#### THE RECORDS ####
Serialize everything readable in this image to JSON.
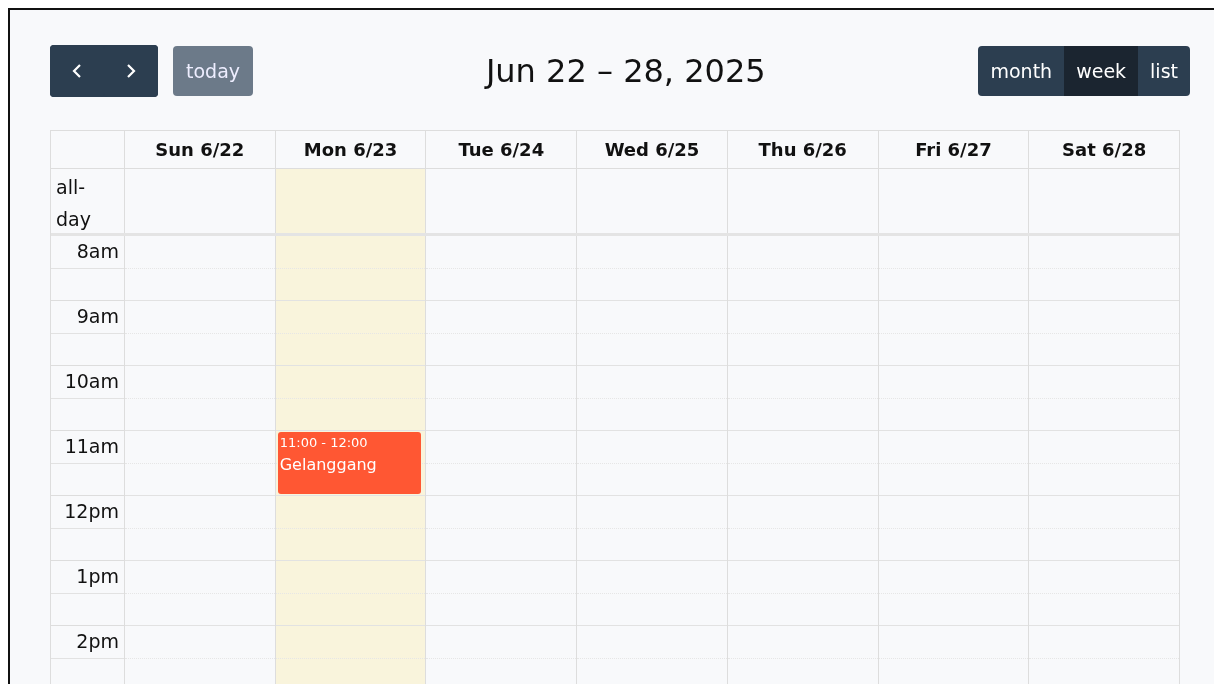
{
  "toolbar": {
    "today_button": {
      "label": "today",
      "disabled": true
    },
    "title": "Jun 22 – 28, 2025",
    "views": [
      {
        "label": "month",
        "selected": false
      },
      {
        "label": "week",
        "selected": true
      },
      {
        "label": "list",
        "selected": false
      }
    ]
  },
  "all_day_label": "all-day",
  "days": [
    {
      "label": "Sun 6/22",
      "today": false
    },
    {
      "label": "Mon 6/23",
      "today": true,
      "events": [
        {
          "time": "11:00 - 12:00",
          "title": "Gelanggang"
        }
      ]
    },
    {
      "label": "Tue 6/24",
      "today": false
    },
    {
      "label": "Wed 6/25",
      "today": false
    },
    {
      "label": "Thu 6/26",
      "today": false
    },
    {
      "label": "Fri 6/27",
      "today": false
    },
    {
      "label": "Sat 6/28",
      "today": false
    }
  ],
  "hours": [
    "8am",
    "9am",
    "10am",
    "11am",
    "12pm",
    "1pm",
    "2pm"
  ]
}
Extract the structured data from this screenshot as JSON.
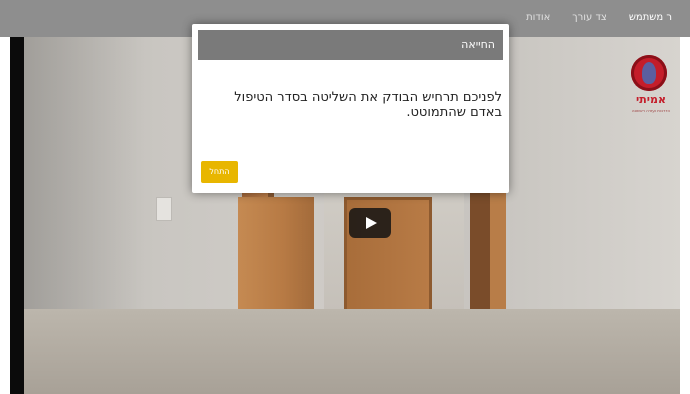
{
  "nav": {
    "items": [
      {
        "label": "ר משתמש",
        "active": true
      },
      {
        "label": "צד עורך",
        "active": false
      },
      {
        "label": "אודות",
        "active": false
      }
    ]
  },
  "logo": {
    "name": "אמיתי",
    "tagline": "הדרכות ועזרה ראשונה"
  },
  "video": {
    "play_icon": "play-icon"
  },
  "modal": {
    "title": "החייאה",
    "body": "לפניכם תרחיש הבודק את השליטה בסדר הטיפול באדם שהתמוטט.",
    "start_label": "התחל",
    "accent": "#e8b600"
  }
}
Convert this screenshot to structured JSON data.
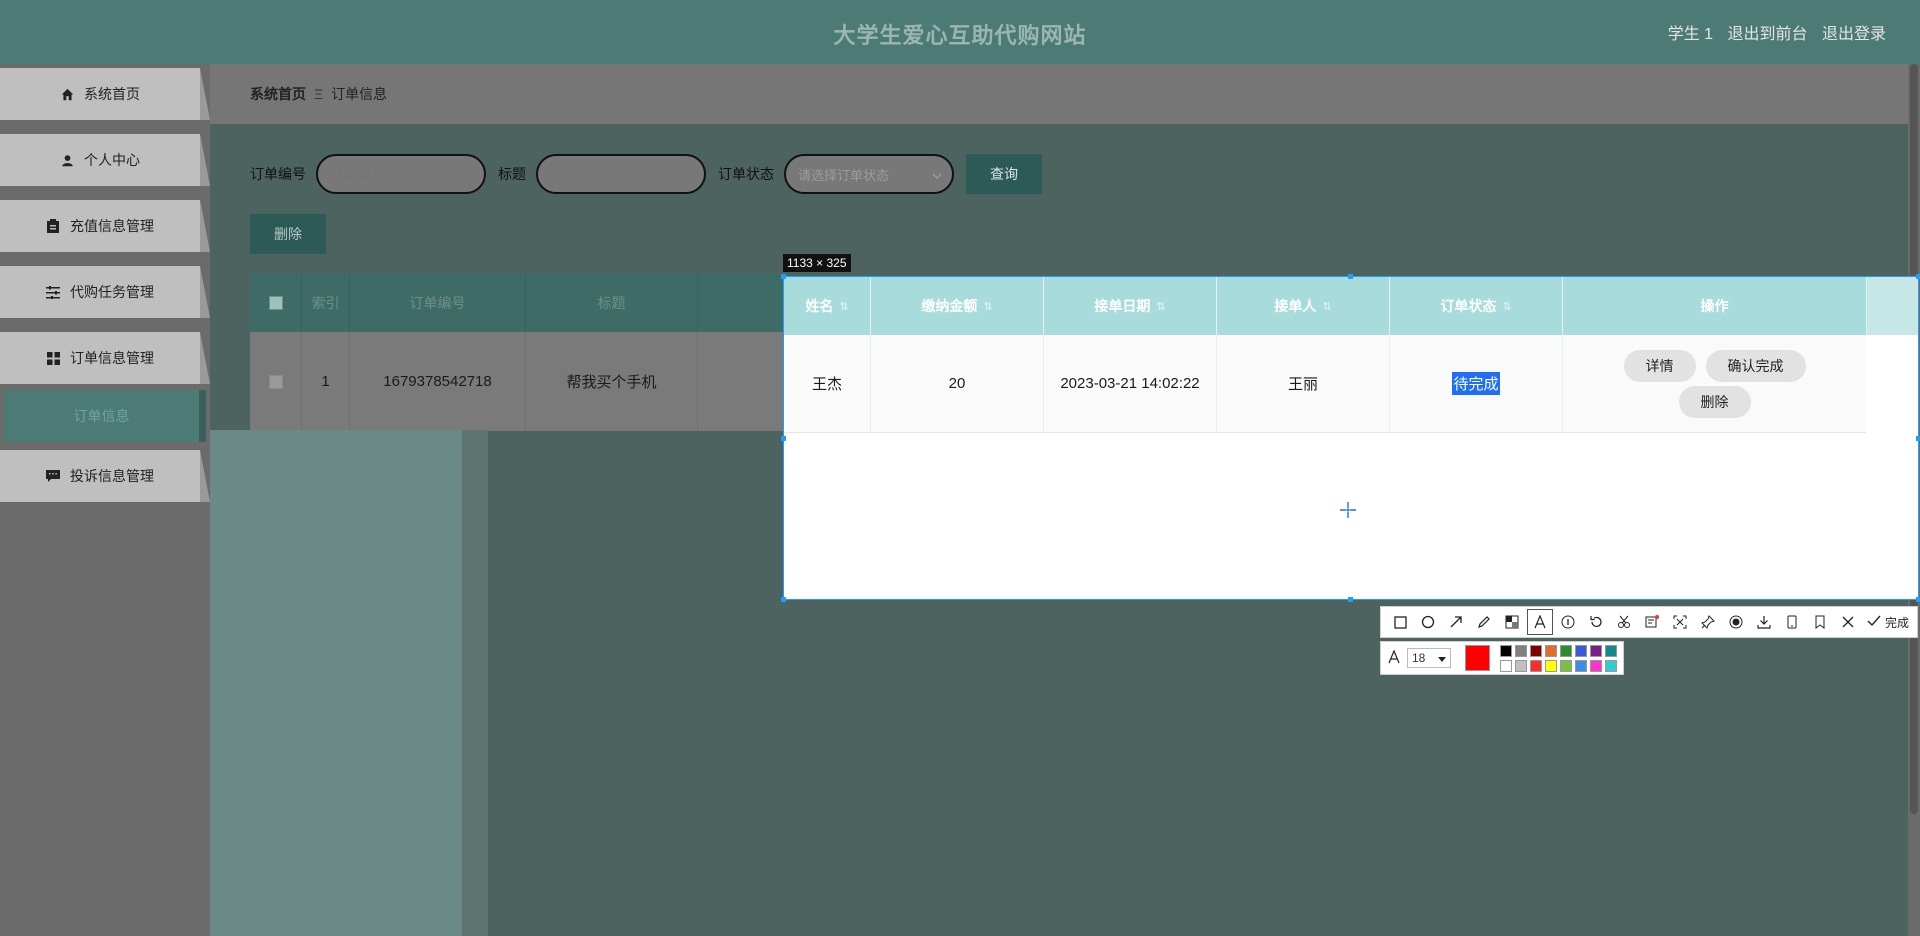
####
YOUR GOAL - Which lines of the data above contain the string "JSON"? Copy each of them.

FINISHED TASK -
Serialize everything readable in this image to JSON.
Extract the structured data from this screenshot as JSON.
Convert this screenshot to structured JSON data.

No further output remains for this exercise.